◆ Records from a data collection:
▼
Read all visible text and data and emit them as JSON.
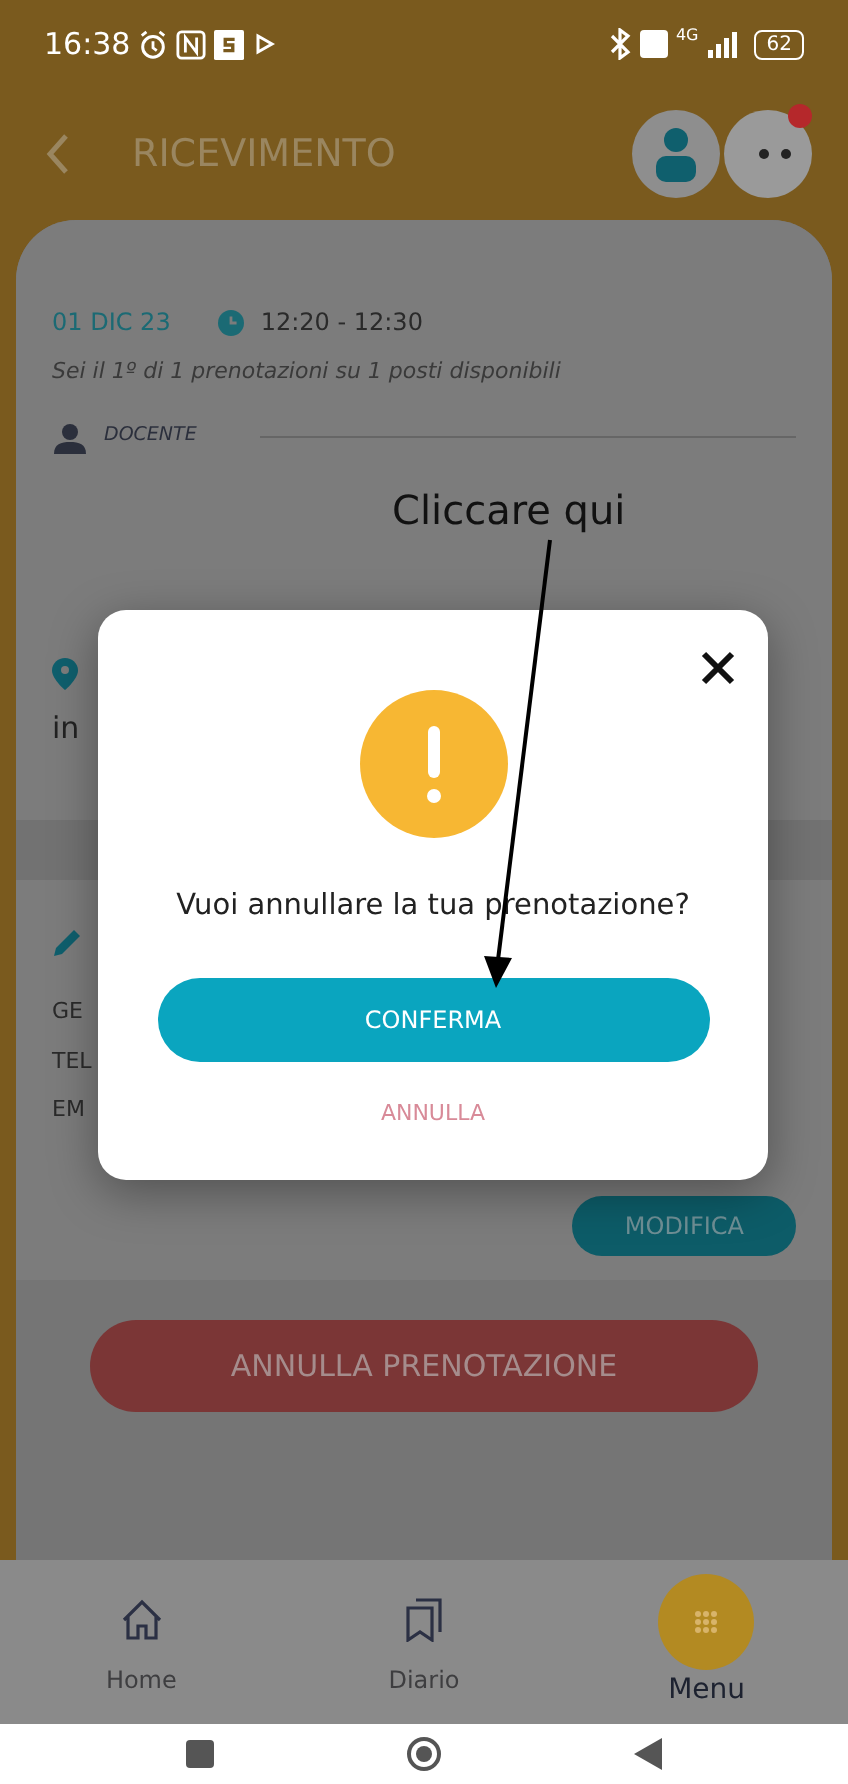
{
  "status_bar": {
    "time": "16:38",
    "network": "4G",
    "battery": "62"
  },
  "header": {
    "title": "RICEVIMENTO",
    "notification": true
  },
  "booking": {
    "date": "01 DIC 23",
    "time": "12:20 - 12:30",
    "position_note": "Sei il 1º di 1 prenotazioni su 1 posti disponibili",
    "role_label": "DOCENTE",
    "location_text": "in",
    "contact_labels": [
      "GE",
      "TEL",
      "EM"
    ],
    "edit_button": "MODIFICA"
  },
  "cancel_booking_button": "ANNULLA PRENOTAZIONE",
  "bottom_nav": [
    {
      "label": "Home",
      "selected": false
    },
    {
      "label": "Diario",
      "selected": false
    },
    {
      "label": "Menu",
      "selected": true
    }
  ],
  "dialog": {
    "message": "Vuoi annullare la tua prenotazione?",
    "confirm_button": "CONFERMA",
    "cancel_button": "ANNULLA"
  },
  "annotation": {
    "text": "Cliccare qui"
  }
}
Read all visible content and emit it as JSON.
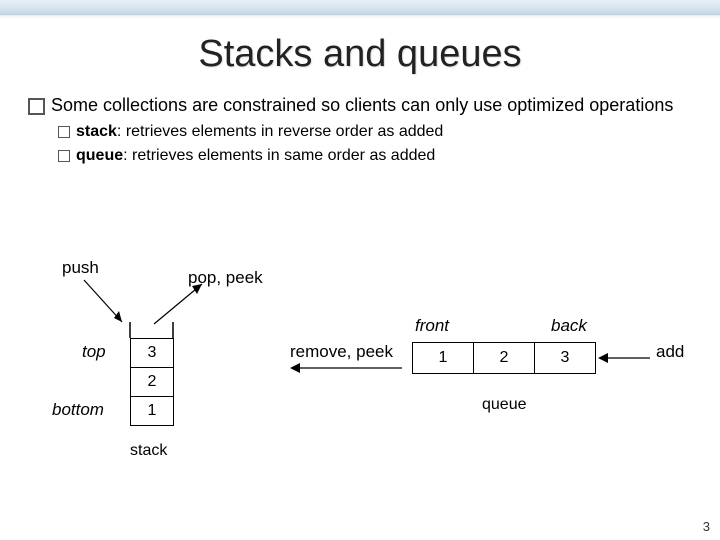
{
  "title": "Stacks and queues",
  "main_bullet": "Some collections are constrained so clients can only use optimized operations",
  "sub_bullets": [
    {
      "term": "stack",
      "desc": ": retrieves elements in reverse order as added"
    },
    {
      "term": "queue",
      "desc": ": retrieves elements in same order as added"
    }
  ],
  "stack": {
    "push_label": "push",
    "pop_label": "pop, peek",
    "top_label": "top",
    "bottom_label": "bottom",
    "caption": "stack",
    "cells": [
      "3",
      "2",
      "1"
    ]
  },
  "queue": {
    "front_label": "front",
    "back_label": "back",
    "remove_label": "remove, peek",
    "add_label": "add",
    "caption": "queue",
    "cells": [
      "1",
      "2",
      "3"
    ]
  },
  "page_number": "3"
}
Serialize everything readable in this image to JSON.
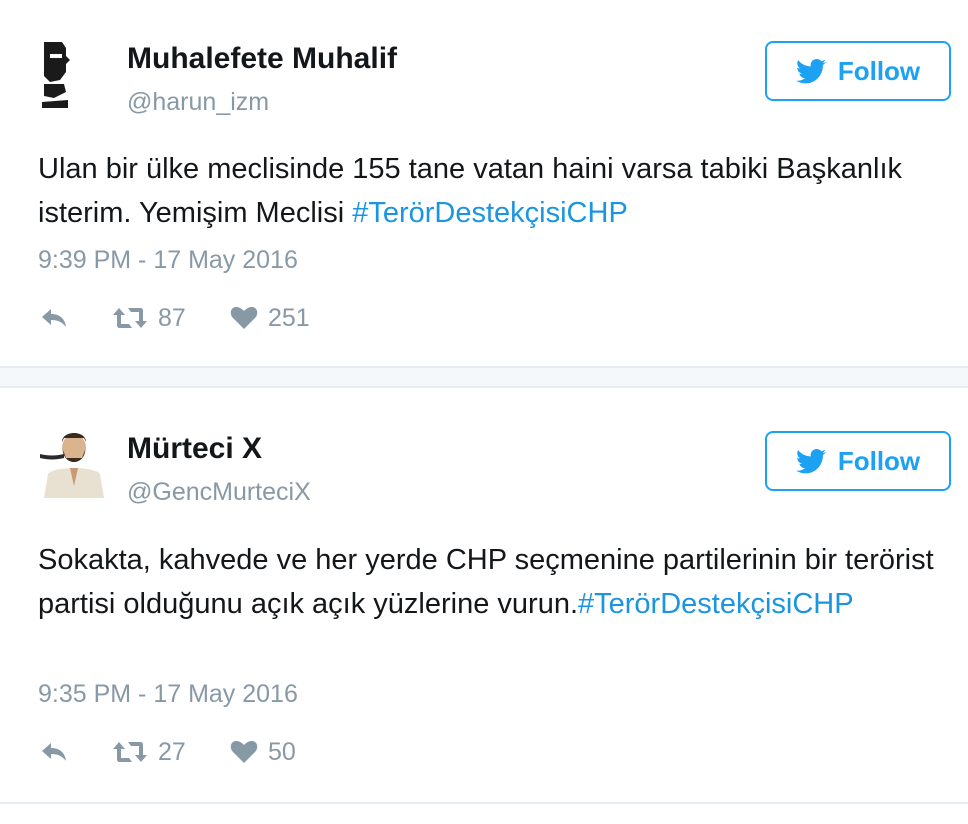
{
  "colors": {
    "brand_blue": "#1da1f2",
    "hashtag_blue": "#1b95e0",
    "muted_gray": "#8899a6",
    "text_dark": "#14171a"
  },
  "icons": {
    "follow": "twitter-bird-icon",
    "reply": "reply-arrow-icon",
    "retweet": "retweet-icon",
    "like": "heart-icon"
  },
  "tweets": [
    {
      "display_name": "Muhalefete Muhalif",
      "handle": "@harun_izm",
      "follow_label": "Follow",
      "text_plain": "Ulan bir ülke meclisinde 155 tane vatan haini varsa tabiki Başkanlık isterim. Yemişim Meclisi ",
      "hashtag": "#TerörDestekçisiCHP",
      "timestamp": "9:39 PM - 17 May 2016",
      "retweets": "87",
      "likes": "251"
    },
    {
      "display_name": "Mürteci X",
      "handle": "@GencMurteciX",
      "follow_label": "Follow",
      "text_plain": "Sokakta, kahvede ve her yerde CHP seçmenine partilerinin bir terörist partisi olduğunu açık açık yüzlerine vurun.",
      "hashtag": "#TerörDestekçisiCHP",
      "timestamp": "9:35 PM - 17 May 2016",
      "retweets": "27",
      "likes": "50"
    }
  ]
}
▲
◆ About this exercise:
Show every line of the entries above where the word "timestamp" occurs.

◆ Result below:
      "timestamp": "9:39 PM - 17 May 2016",
      "timestamp": "9:35 PM - 17 May 2016",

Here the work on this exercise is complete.